PeerJ Raises $950K from Tim O'Reilly's Ventures To Make Biomedical Research Accessible to All

By Erin Griffith , written on June 12, 2012

From The News Desk

Somewhere along the way, the business of academic journals got stupidly misaligned with their raison d'être.

If they exist to spread credible, peer-reviewed research, it seems counterintuitive that access to that information be restricted to the universities and libraries that can afford to subscribe to them. (Harvard spends almost $4 million a year on them, to give you an idea on price.) Meanwhile, doctors debate whether to pay $45 to access a study that may be helpful to them. Important, tax-funded research gets thrown behind a paywall.

"People are literally dying without this information," says Jason Hoyt, co-founder of PeerJ.

PeerJ is a new publisher of Open Access peer-reviewed journals, focused first on biomedical research, and then expanding to other categories of academic research. The company launches today with a seed round worth $950,000 from O'Reilly AlphaTech Ventures (OATV) and O’Reilly Media. Tim O'Reilly will join the company's board and play a crucial role in helping PeerJ obtain quality research to publish in its first edition.

PeerJ, based in San Francisco and London, chose O'Reilly for obvious reasons: He's a vocal advocate of data for the public good, and he's got connections in publishing.

The biggest problem PeerJ faces is that researchers don't want to publish in Open Access journals, because they don't carry the cache of expensive scientific journals published by Elsevier. PeerJ hopes to change that. "More than 90 percent of all academic research is inaccessible to everybody and costs libraries and universities millions of dollars every year," Hoyt says.

It's important that PeerJ's first edition attract top scientists who are not afraid to publish in an Open Access forum. Hoyt's co-founder Peter Binfield started one of the world's largest Open Access academic journals, PLoS ONE. That, along with O'Reilly's involvement, will help attract them, Hoyt says. PeerJ will first publish in December, charging authors $99 for a basic membership. After the author pays, the vetted, peer-reviewed research is free to download.

The idea of the free spreading of information is catching on -- companies like Boundless in Boston are tapping free sources of information like Wikipedia, government sources, and creative commons-licensed material to make free textbook equivalents for college students. Skillshare is allowing anyone to become a teacher and, well, share their skills.

Hoyt cites Peter Thiel's notion of solving real problems over making another social media app (We wanted flying cars, instead we got 140 characters.) as inspiration.
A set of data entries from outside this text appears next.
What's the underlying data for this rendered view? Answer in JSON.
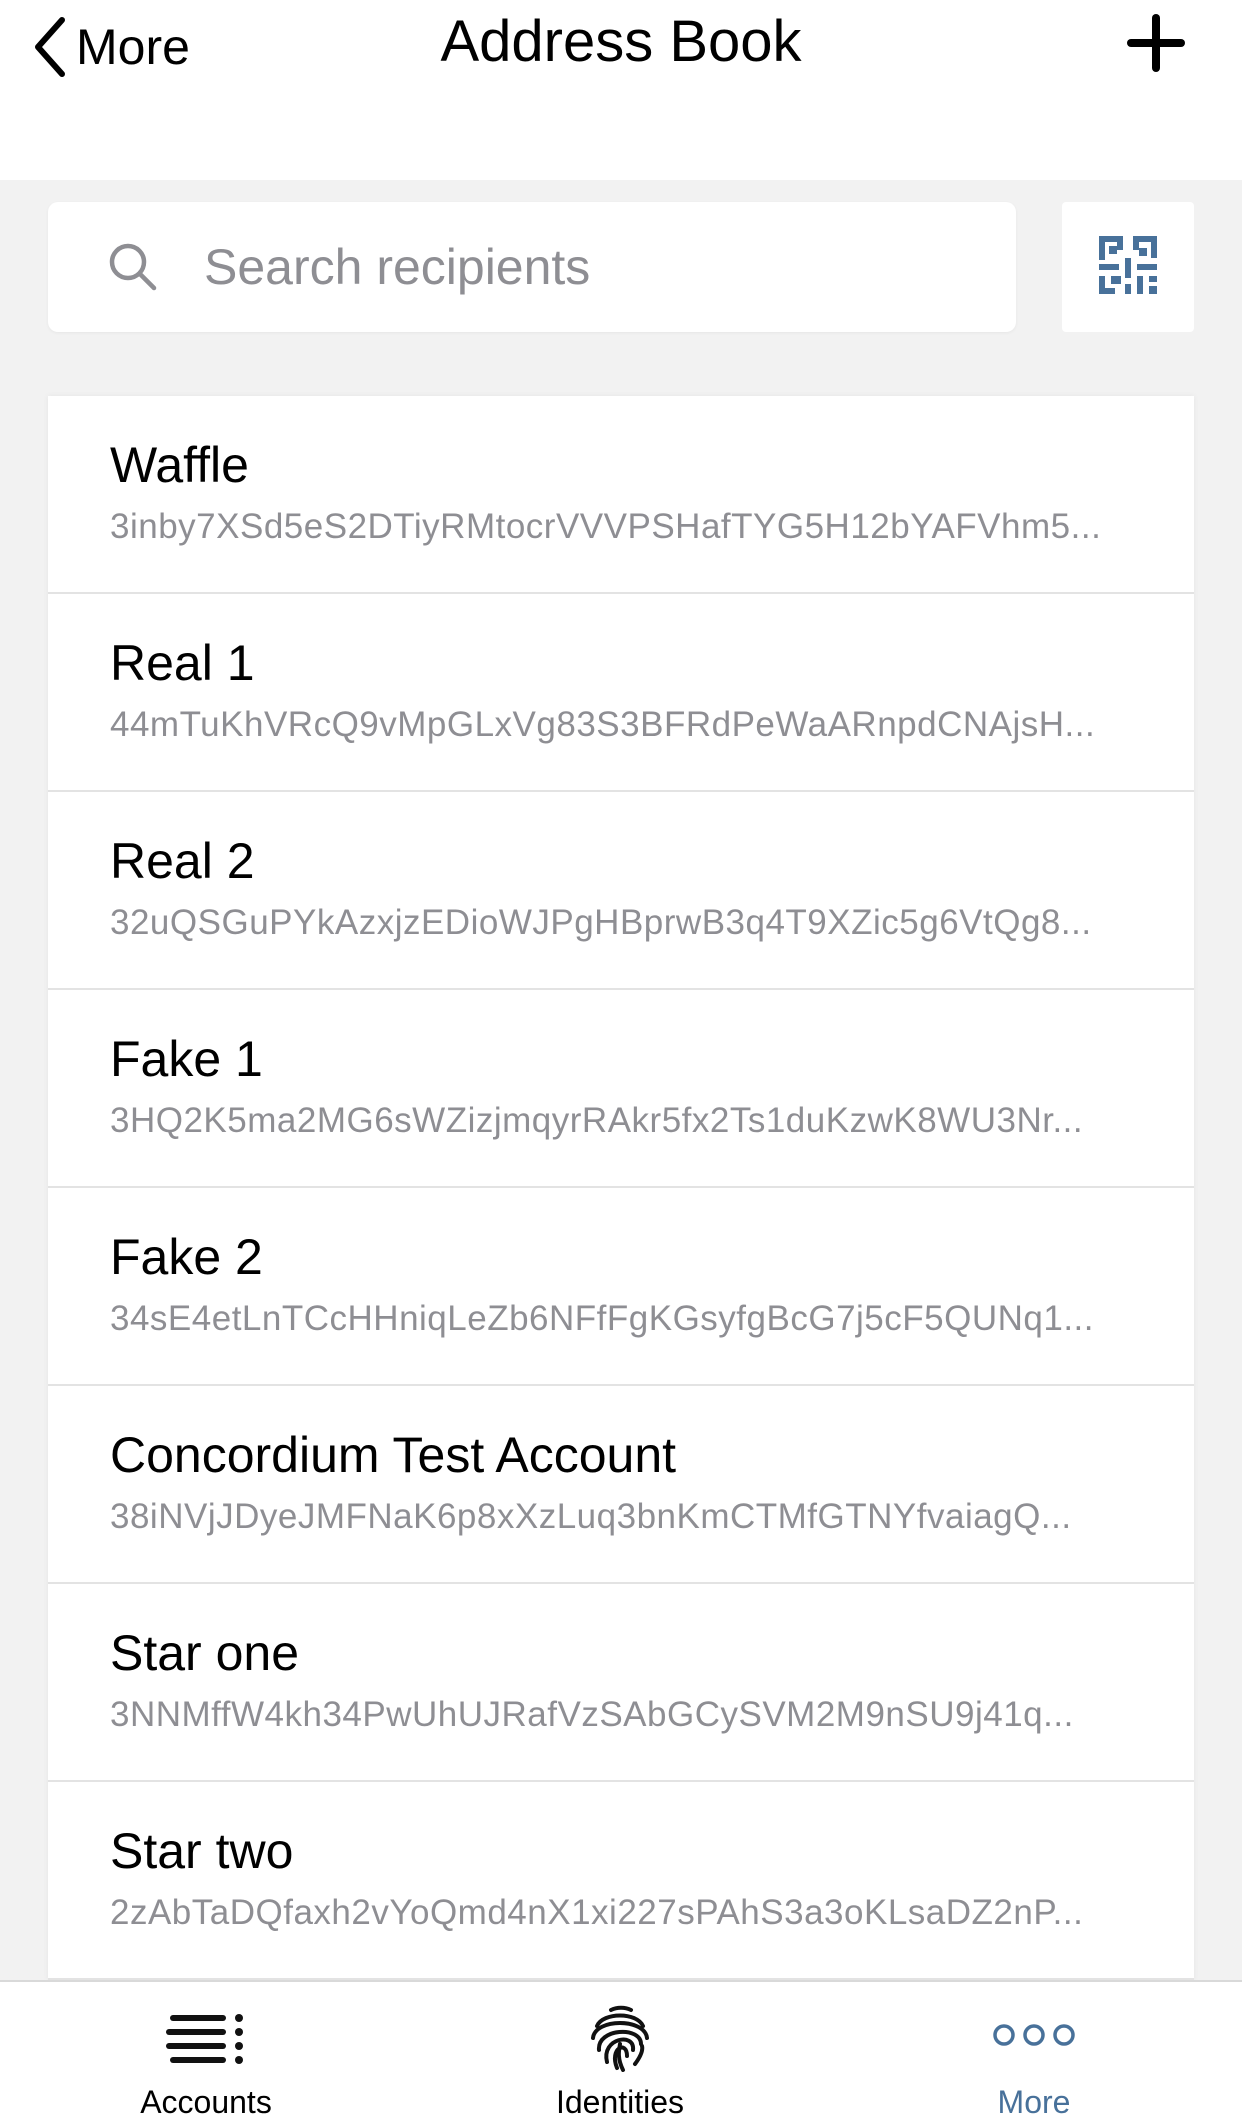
{
  "header": {
    "back_label": "More",
    "title": "Address Book"
  },
  "search": {
    "placeholder": "Search recipients"
  },
  "recipients": [
    {
      "name": "Waffle",
      "address": "3inby7XSd5eS2DTiyRMtocrVVVPSHafTYG5H12bYAFVhm5..."
    },
    {
      "name": "Real 1",
      "address": "44mTuKhVRcQ9vMpGLxVg83S3BFRdPeWaARnpdCNAjsH..."
    },
    {
      "name": "Real 2",
      "address": "32uQSGuPYkAzxjzEDioWJPgHBprwB3q4T9XZic5g6VtQg8..."
    },
    {
      "name": "Fake 1",
      "address": "3HQ2K5ma2MG6sWZizjmqyrRAkr5fx2Ts1duKzwK8WU3Nr..."
    },
    {
      "name": "Fake 2",
      "address": "34sE4etLnTCcHHniqLeZb6NFfFgKGsyfgBcG7j5cF5QUNq1..."
    },
    {
      "name": "Concordium Test Account",
      "address": "38iNVjJDyeJMFNaK6p8xXzLuq3bnKmCTMfGTNYfvaiagQ..."
    },
    {
      "name": "Star one",
      "address": "3NNMffW4kh34PwUhUJRafVzSAbGCySVM2M9nSU9j41q..."
    },
    {
      "name": "Star two",
      "address": "2zAbTaDQfaxh2vYoQmd4nX1xi227sPAhS3a3oKLsaDZ2nP..."
    }
  ],
  "tabs": [
    {
      "label": "Accounts",
      "icon": "accounts-list-icon",
      "active": false
    },
    {
      "label": "Identities",
      "icon": "fingerprint-icon",
      "active": false
    },
    {
      "label": "More",
      "icon": "more-dots-icon",
      "active": true
    }
  ],
  "colors": {
    "accent": "#48719a",
    "secondary_text": "#8e8e93",
    "background": "#f2f2f2"
  }
}
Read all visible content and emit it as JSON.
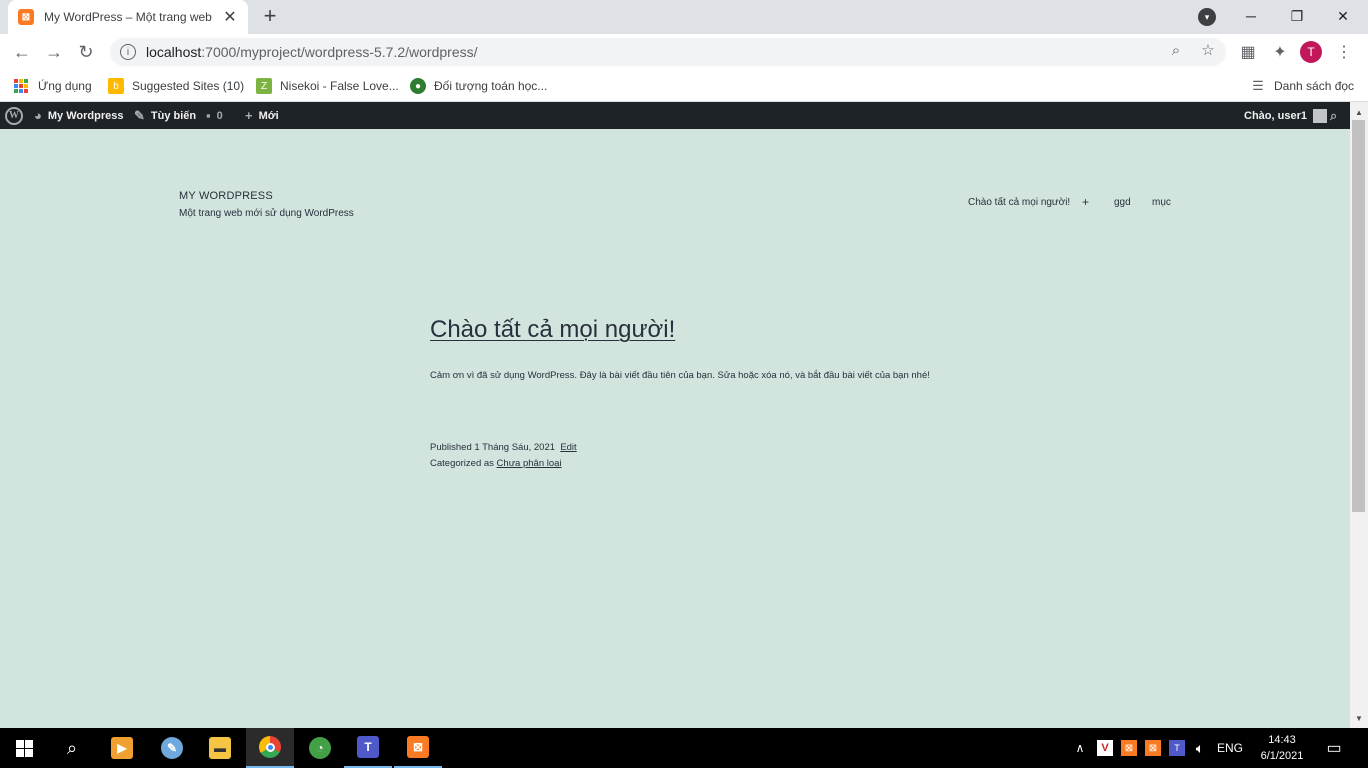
{
  "browser": {
    "tab_title": "My WordPress – Một trang web mới sử dụng WordPress",
    "url_host": "localhost",
    "url_rest": ":7000/myproject/wordpress-5.7.2/wordpress/",
    "avatar_letter": "T",
    "bookmarks": [
      {
        "label": "Ứng dụng",
        "icon": "apps-grid-icon"
      },
      {
        "label": "Suggested Sites (10)",
        "icon": "bing-icon"
      },
      {
        "label": "Nisekoi - False Love...",
        "icon": "z-icon"
      },
      {
        "label": "Đối tượng toán học...",
        "icon": "globe-icon"
      }
    ],
    "reading_list": "Danh sách đọc"
  },
  "adminbar": {
    "site_name": "My Wordpress",
    "customize": "Tùy biến",
    "comments_count": "0",
    "new_label": "Mới",
    "greeting": "Chào, user1"
  },
  "site": {
    "title": "MY WORDPRESS",
    "description": "Một trang web mới sử dụng WordPress",
    "menu": [
      "Chào tất cả mọi người!",
      "+",
      "ggd",
      "mục"
    ]
  },
  "post": {
    "title": "Chào tất cả mọi người!",
    "body": "Cảm ơn vì đã sử dụng WordPress. Đây là bài viết đầu tiên của bạn. Sửa hoặc xóa nó, và bắt đầu bài viết của bạn nhé!",
    "published_prefix": "Published",
    "published_date": "1 Tháng Sáu, 2021",
    "edit_label": "Edit",
    "categorized_prefix": "Categorized as",
    "category": "Chưa phân loại"
  },
  "taskbar": {
    "language": "ENG",
    "time": "14:43",
    "date": "6/1/2021"
  },
  "colors": {
    "page_bg": "#d1e4dd",
    "adminbar_bg": "#1d2327",
    "text": "#28303d"
  }
}
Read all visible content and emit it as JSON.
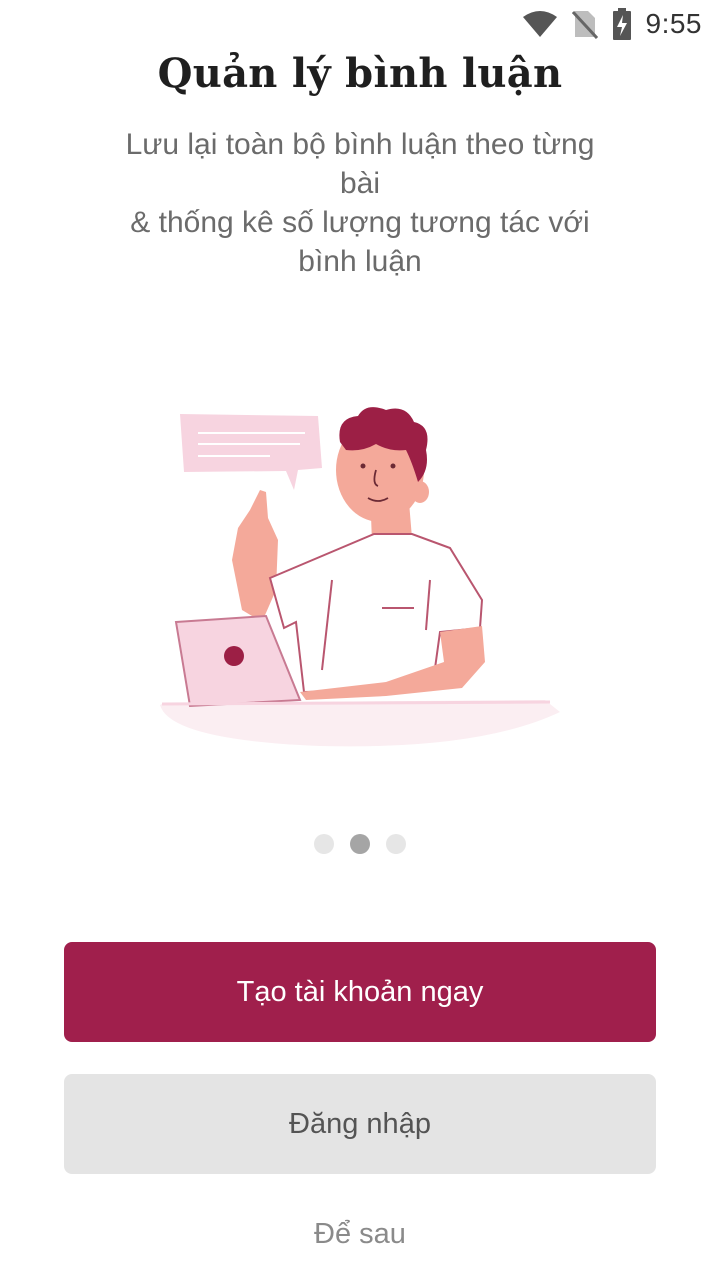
{
  "status_bar": {
    "time": "9:55",
    "icons": [
      "wifi-icon",
      "no-sim-icon",
      "battery-charging-icon"
    ]
  },
  "onboarding": {
    "title": "Quản lý bình luận",
    "subtitle_lines": [
      "Lưu lại toàn bộ bình luận theo từng",
      "bài",
      "& thống kê số lượng tương tác với",
      "bình luận"
    ],
    "illustration": "person-at-laptop-with-speech-bubble",
    "pager": {
      "count": 3,
      "active_index": 1
    }
  },
  "actions": {
    "create_account_label": "Tạo tài khoản ngay",
    "login_label": "Đăng nhập",
    "later_label": "Để sau"
  },
  "colors": {
    "primary": "#a01f4c",
    "secondary_bg": "#e4e4e4",
    "illustration_pink": "#f7d4e0",
    "skin": "#f4a99a",
    "hair": "#9c1f45"
  }
}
Even though PeerJ is based in London, the company targeted the US for its first round of investment. Hoyt says early stage funding in London is increasing -- a relatively new trend -- but the perception of funding from a Silicon Valley firm gives any company an edge. That perception and the regulatory hurdles for funding in the UK are beginning to change, Hoyt says, and finding engineering talent in London is much easier without having to compete against Google and Facebook.